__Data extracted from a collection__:
>>>

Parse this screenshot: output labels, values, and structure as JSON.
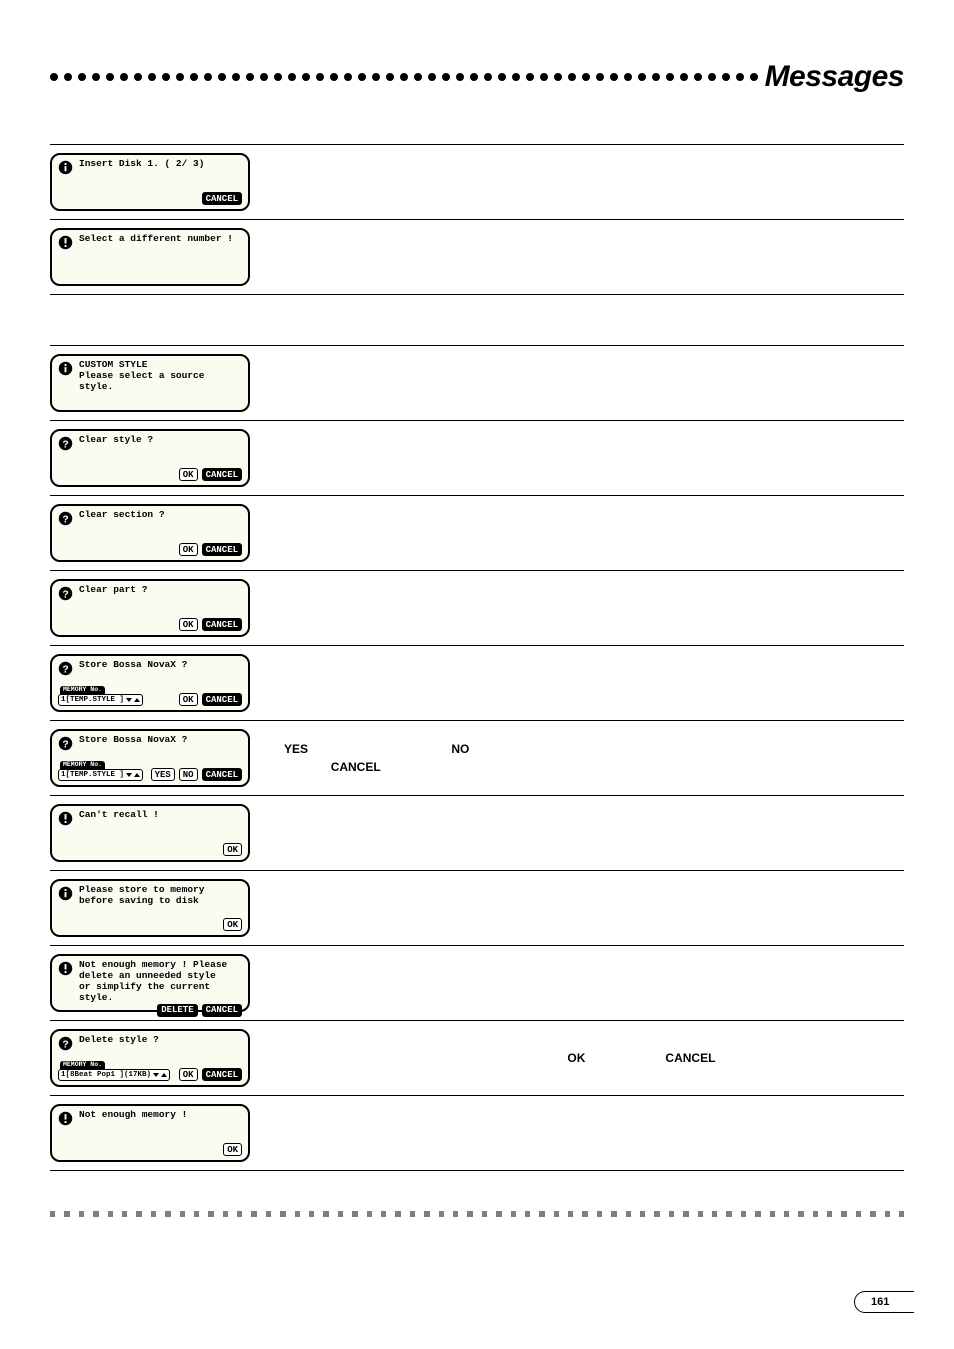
{
  "header": {
    "title": "Messages"
  },
  "icons": {
    "info": "info-icon",
    "question": "question-icon",
    "exclaim": "exclaim-icon"
  },
  "buttons": {
    "ok": "OK",
    "cancel": "CANCEL",
    "yes": "YES",
    "no": "NO",
    "delete": "DELETE"
  },
  "mem_label": "MEMORY No.",
  "rows_group1": [
    {
      "icon": "info",
      "text": "Insert Disk 1. ( 2/ 3)",
      "bottom": {
        "right": [
          {
            "t": "CANCEL",
            "hl": true
          }
        ]
      },
      "desc": ""
    },
    {
      "icon": "exclaim",
      "text": "Select a different number !",
      "bottom": null,
      "desc": ""
    }
  ],
  "rows_group2": [
    {
      "icon": "info",
      "text": "CUSTOM STYLE\nPlease select a source style.",
      "bottom": null,
      "desc": ""
    },
    {
      "icon": "question",
      "text": "Clear style ?",
      "bottom": {
        "right": [
          {
            "t": "OK"
          },
          {
            "t": "CANCEL",
            "hl": true
          }
        ]
      },
      "desc": ""
    },
    {
      "icon": "question",
      "text": "Clear section ?",
      "bottom": {
        "right": [
          {
            "t": "OK"
          },
          {
            "t": "CANCEL",
            "hl": true
          }
        ]
      },
      "desc": ""
    },
    {
      "icon": "question",
      "text": "Clear part ?",
      "bottom": {
        "right": [
          {
            "t": "OK"
          },
          {
            "t": "CANCEL",
            "hl": true
          }
        ]
      },
      "desc": ""
    },
    {
      "icon": "question",
      "text": "Store Bossa NovaX ?",
      "bottom": {
        "left_mem": {
          "body": "1[TEMP.STYLE  ]"
        },
        "right": [
          {
            "t": "OK"
          },
          {
            "t": "CANCEL",
            "hl": true
          }
        ]
      },
      "desc": ""
    },
    {
      "icon": "question",
      "text": "Store Bossa NovaX ?",
      "bottom": {
        "left_mem": {
          "body": "1[TEMP.STYLE  ]"
        },
        "right": [
          {
            "t": "YES"
          },
          {
            "t": "NO"
          },
          {
            "t": "CANCEL",
            "hl": true
          }
        ]
      },
      "desc_html": "yes_no_cancel"
    },
    {
      "icon": "exclaim",
      "text": "Can't recall !",
      "bottom": {
        "right": [
          {
            "t": "OK"
          }
        ]
      },
      "desc": ""
    },
    {
      "icon": "info",
      "text": "Please store to memory\nbefore saving to disk",
      "bottom": {
        "right": [
          {
            "t": "OK"
          }
        ]
      },
      "desc": ""
    },
    {
      "icon": "exclaim",
      "text": "Not enough memory ! Please\ndelete an unneeded style\nor simplify the current\nstyle.",
      "bottom": {
        "right": [
          {
            "t": "DELETE",
            "hl": true
          },
          {
            "t": "CANCEL",
            "hl": true
          }
        ]
      },
      "desc": ""
    },
    {
      "icon": "question",
      "text": "Delete style ?",
      "bottom": {
        "left_mem": {
          "body": "1[8Beat Pop1  ](17KB)"
        },
        "right": [
          {
            "t": "OK"
          },
          {
            "t": "CANCEL",
            "hl": true
          }
        ]
      },
      "desc_html": "ok_cancel_delete"
    },
    {
      "icon": "exclaim",
      "text": "Not enough memory !",
      "bottom": {
        "right": [
          {
            "t": "OK"
          }
        ]
      },
      "desc": ""
    }
  ],
  "desc_yes_no_cancel": {
    "yes": "YES",
    "no": "NO",
    "cancel": "CANCEL"
  },
  "desc_ok_cancel": {
    "ok": "OK",
    "cancel": "CANCEL"
  },
  "page_number": "161"
}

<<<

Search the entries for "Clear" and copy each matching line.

      "text": "Clear style ?",
      "text": "Clear section ?",
      "text": "Clear part ?",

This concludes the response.